▶ _Work task_
For each line below that contains the word "true", return that line.

▶ _Entries from a dataset of interfaces_
------------------------------------

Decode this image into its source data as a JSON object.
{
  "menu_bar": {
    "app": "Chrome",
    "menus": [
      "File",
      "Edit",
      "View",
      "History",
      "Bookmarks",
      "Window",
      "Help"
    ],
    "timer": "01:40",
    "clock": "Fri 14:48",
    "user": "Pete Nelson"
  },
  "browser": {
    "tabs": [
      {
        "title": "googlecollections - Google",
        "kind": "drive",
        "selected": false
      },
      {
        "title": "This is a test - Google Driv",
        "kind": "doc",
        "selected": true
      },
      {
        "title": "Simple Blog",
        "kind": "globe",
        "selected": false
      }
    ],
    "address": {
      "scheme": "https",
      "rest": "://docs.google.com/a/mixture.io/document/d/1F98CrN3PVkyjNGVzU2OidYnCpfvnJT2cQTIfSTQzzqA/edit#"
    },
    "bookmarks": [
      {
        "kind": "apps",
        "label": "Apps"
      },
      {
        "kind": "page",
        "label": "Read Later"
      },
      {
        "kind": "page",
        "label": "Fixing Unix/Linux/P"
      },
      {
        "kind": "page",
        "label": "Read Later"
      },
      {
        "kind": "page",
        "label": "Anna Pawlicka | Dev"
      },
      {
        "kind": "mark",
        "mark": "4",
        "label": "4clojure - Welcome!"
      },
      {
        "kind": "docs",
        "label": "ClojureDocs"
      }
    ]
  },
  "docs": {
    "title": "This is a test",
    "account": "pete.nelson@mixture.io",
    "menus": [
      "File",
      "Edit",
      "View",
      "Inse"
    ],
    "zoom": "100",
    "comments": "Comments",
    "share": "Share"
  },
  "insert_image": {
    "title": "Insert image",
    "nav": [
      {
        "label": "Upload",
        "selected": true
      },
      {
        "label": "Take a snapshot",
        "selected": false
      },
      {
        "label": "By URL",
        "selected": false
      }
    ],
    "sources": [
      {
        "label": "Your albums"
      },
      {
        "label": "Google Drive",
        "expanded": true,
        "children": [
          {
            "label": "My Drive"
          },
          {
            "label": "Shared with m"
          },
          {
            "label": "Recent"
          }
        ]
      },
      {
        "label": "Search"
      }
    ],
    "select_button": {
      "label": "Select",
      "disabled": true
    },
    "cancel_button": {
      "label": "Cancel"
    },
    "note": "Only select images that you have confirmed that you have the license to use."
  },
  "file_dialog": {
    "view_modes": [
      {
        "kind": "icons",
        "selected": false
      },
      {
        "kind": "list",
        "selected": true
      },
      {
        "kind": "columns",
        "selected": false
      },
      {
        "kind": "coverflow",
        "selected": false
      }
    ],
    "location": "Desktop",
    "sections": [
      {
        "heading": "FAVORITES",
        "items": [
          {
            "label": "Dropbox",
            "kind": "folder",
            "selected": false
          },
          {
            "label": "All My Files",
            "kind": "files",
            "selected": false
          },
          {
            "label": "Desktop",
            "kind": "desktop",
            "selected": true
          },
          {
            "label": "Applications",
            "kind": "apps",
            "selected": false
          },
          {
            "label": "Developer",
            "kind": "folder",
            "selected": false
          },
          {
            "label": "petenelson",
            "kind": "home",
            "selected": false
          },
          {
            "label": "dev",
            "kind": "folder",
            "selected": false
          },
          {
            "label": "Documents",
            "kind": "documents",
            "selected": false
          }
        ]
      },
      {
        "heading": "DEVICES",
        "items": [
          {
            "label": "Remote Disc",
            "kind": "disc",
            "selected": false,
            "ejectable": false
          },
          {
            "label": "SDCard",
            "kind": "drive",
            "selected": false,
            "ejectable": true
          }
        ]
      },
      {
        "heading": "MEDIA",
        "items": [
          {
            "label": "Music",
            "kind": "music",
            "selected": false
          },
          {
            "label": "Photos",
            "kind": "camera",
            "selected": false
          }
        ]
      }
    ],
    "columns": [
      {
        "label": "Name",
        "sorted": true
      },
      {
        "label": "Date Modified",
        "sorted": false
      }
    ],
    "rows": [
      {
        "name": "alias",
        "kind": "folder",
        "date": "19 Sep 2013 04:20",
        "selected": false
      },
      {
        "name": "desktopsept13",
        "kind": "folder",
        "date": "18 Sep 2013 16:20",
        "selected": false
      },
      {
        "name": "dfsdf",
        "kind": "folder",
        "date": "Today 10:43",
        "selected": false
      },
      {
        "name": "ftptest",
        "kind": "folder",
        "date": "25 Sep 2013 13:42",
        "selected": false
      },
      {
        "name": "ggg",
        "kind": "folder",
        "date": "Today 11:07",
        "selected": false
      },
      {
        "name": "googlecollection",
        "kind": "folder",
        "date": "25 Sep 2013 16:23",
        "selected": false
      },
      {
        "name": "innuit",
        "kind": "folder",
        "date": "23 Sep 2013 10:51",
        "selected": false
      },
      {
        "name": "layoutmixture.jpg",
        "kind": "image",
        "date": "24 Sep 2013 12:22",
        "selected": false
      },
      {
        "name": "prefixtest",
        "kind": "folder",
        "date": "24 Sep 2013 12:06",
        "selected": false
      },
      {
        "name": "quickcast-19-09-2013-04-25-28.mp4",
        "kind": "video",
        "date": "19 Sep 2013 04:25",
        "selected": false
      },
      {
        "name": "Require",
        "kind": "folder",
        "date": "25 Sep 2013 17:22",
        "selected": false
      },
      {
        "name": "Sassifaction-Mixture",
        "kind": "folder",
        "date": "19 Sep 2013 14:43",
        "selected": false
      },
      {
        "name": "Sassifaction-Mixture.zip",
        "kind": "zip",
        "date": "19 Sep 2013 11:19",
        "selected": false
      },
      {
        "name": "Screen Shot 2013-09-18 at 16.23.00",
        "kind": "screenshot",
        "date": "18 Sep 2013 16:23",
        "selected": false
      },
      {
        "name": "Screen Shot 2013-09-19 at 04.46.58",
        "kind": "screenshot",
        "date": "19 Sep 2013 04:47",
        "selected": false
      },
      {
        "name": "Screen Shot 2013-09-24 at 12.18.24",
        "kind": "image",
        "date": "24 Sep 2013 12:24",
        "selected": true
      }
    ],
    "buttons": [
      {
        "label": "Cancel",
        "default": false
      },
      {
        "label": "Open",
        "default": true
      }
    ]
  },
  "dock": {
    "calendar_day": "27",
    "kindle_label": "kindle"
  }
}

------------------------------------

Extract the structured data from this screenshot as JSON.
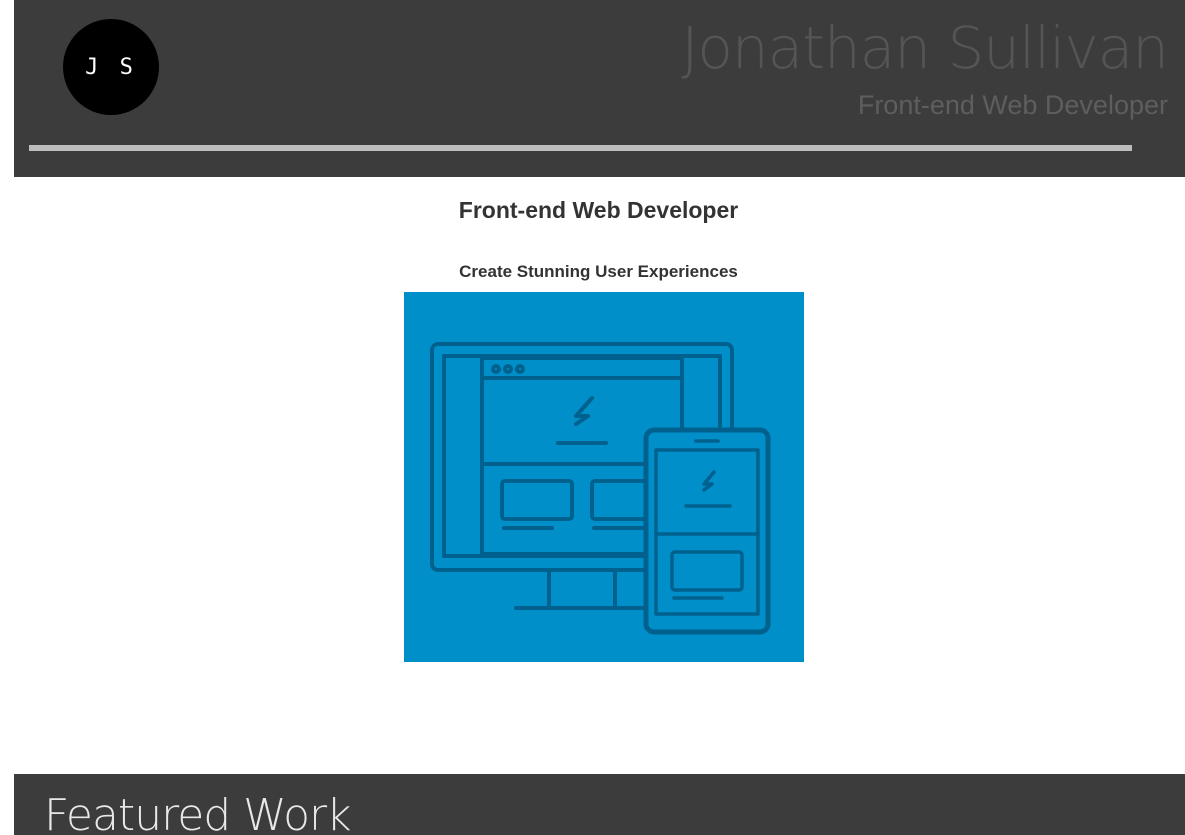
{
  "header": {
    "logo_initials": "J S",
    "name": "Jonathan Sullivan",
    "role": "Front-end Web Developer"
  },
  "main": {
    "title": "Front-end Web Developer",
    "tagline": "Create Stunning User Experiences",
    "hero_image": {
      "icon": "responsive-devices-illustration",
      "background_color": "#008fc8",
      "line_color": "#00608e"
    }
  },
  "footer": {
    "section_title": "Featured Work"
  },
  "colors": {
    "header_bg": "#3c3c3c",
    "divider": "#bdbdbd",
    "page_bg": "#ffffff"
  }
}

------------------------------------

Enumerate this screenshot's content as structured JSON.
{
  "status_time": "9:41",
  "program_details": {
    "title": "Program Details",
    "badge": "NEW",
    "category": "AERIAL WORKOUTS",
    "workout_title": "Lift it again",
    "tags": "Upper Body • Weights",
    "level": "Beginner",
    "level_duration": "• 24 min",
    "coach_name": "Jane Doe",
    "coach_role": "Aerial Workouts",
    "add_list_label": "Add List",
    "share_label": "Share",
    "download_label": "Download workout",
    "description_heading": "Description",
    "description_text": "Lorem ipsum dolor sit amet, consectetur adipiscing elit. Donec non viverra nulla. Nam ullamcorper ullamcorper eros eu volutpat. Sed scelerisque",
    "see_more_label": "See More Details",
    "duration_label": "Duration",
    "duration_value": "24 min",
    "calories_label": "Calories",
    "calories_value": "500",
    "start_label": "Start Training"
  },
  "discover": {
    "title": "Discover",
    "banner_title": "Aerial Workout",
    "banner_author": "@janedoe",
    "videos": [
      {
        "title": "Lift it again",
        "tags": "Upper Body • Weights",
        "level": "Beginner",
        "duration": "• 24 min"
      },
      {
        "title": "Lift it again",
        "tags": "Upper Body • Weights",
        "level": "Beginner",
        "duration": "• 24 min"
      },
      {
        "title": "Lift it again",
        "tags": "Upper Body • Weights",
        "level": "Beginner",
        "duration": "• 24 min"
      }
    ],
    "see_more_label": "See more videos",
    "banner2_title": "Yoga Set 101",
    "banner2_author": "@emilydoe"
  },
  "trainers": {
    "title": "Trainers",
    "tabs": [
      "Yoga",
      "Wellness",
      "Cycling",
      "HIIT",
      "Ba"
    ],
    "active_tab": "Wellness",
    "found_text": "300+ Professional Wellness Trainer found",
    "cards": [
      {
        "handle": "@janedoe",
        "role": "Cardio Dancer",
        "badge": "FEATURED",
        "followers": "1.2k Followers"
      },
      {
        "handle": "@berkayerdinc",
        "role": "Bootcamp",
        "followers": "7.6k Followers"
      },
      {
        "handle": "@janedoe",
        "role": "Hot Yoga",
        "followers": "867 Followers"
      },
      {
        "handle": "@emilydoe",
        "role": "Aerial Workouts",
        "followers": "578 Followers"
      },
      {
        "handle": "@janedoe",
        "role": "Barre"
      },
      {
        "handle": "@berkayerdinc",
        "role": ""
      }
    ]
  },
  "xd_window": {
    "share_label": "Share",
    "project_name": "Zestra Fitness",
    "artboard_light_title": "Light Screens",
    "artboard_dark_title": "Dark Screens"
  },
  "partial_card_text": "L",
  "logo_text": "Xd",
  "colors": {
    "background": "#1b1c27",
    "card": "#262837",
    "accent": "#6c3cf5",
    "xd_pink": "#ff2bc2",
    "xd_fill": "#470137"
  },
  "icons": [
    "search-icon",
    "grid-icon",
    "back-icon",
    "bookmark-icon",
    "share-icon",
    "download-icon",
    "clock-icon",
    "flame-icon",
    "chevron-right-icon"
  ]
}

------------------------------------

▶ _Task solution_
        "selected": true
        "selected": true
        "expanded": true,
      "disabled": true
        "selected": true
            "selected": true
            "ejectable": true
        "sorted": true
        "selected": true
        "default": true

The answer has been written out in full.